Books

By Johannes Jansson (GFDL or CC-BY-SA-3.0) via Wikimedia Commons.

Sorry for this mediocre headline…

I don´t know what your home looks like – but mine is crammed with books. I have several book shelves that are way to small to harbor them all. So I just put them everywhere. There are books in my study, in the living room, in the bedroom, in the kitchen, … , you get the picture. That´s why I really enjoyed reading about this study I came across a couple days ago:

A team of researchers investigated the connection of availability of books in a household and education of the inhabitants. They collected data from representative samples in 27 countries and basically looked at the educational attainment of the children, comparing those that come from families with a lot of books (>500) versus not so many books. What they found:

Children that grow up with many books stay in school three years longer on average – which obviously has something to say on their success in later life. This finding applies across all the countries investigated. What I find most interesting: the finding is independent of parental occupation, education, and social class.

Now go and buy a book. Or ten. Or a hundred. Do it. Now!

Books are not made for furniture, but there is nothing else that so beautifully furnishes a house.

(Henry Ward Beecher)

Getting older? Do not fear! For Age brings you Happiness…

A lot of people out there are afraid of getting old. But probably they shouldn´t be. Time and time again, research shows that getting older means getting happier for most people. A couple of days ago, I posted a link to a survey that is meant to replicate an already existing study on meaning and satisfaction with life across different age groups. 100 people participated in less than three days. Thank you very much for help your help!
Now here are some of the results:

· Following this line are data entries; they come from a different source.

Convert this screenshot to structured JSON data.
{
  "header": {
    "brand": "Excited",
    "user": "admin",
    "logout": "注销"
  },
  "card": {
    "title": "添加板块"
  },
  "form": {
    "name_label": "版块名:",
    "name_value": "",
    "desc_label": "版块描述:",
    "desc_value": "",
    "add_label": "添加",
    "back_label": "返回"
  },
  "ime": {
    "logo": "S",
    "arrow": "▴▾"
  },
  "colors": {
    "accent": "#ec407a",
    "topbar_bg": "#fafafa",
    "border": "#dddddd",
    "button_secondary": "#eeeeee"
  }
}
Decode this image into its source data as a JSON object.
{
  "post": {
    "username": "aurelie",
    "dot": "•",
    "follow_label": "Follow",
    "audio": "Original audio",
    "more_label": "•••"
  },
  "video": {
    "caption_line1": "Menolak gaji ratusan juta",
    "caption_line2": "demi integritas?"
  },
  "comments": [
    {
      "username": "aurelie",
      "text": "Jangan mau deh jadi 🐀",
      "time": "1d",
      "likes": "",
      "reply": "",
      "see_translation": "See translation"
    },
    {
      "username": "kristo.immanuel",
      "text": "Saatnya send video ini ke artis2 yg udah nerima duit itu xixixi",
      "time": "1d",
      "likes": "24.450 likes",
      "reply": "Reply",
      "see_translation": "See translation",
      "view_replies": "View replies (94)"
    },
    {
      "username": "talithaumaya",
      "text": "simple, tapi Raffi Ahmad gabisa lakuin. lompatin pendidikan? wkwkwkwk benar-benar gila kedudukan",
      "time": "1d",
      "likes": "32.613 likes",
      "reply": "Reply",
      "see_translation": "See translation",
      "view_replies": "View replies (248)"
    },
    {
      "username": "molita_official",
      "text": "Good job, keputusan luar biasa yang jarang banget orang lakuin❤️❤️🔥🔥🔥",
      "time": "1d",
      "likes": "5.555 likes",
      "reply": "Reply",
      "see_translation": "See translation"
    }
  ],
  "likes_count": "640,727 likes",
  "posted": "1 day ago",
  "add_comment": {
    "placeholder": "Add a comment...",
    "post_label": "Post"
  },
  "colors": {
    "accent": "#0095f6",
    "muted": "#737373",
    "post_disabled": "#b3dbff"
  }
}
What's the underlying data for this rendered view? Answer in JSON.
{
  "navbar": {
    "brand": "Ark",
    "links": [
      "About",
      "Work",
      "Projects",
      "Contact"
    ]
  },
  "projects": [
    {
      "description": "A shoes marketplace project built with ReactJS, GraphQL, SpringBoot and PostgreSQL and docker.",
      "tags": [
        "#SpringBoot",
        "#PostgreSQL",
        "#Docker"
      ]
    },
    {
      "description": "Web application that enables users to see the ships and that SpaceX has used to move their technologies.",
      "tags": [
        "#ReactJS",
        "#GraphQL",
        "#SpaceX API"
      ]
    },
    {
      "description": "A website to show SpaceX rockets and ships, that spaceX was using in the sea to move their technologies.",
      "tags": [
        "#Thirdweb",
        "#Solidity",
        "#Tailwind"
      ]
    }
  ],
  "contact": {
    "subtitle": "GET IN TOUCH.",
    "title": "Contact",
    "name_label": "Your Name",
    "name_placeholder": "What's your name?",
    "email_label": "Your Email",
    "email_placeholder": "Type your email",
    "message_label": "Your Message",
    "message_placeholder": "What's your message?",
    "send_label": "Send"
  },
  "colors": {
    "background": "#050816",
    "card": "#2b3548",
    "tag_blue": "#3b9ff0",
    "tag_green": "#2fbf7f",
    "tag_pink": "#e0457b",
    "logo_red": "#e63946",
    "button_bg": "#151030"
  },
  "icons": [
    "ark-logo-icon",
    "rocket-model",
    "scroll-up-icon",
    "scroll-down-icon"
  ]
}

The table shows the means for different measures of our study. As you can see, the oldest group shows higher values in practically all of the positive measures (such as ‘General Happiness’ or the presence of ‘Positive Emotions’ – and lower values for negative measures (such as the presence of ‘Negative Emotions’ or ‘Depressive Symptoms’).

Meaning and Life Satisfaction

Wrinkles should merely indicate where the smiles have been.

(Mark Twain)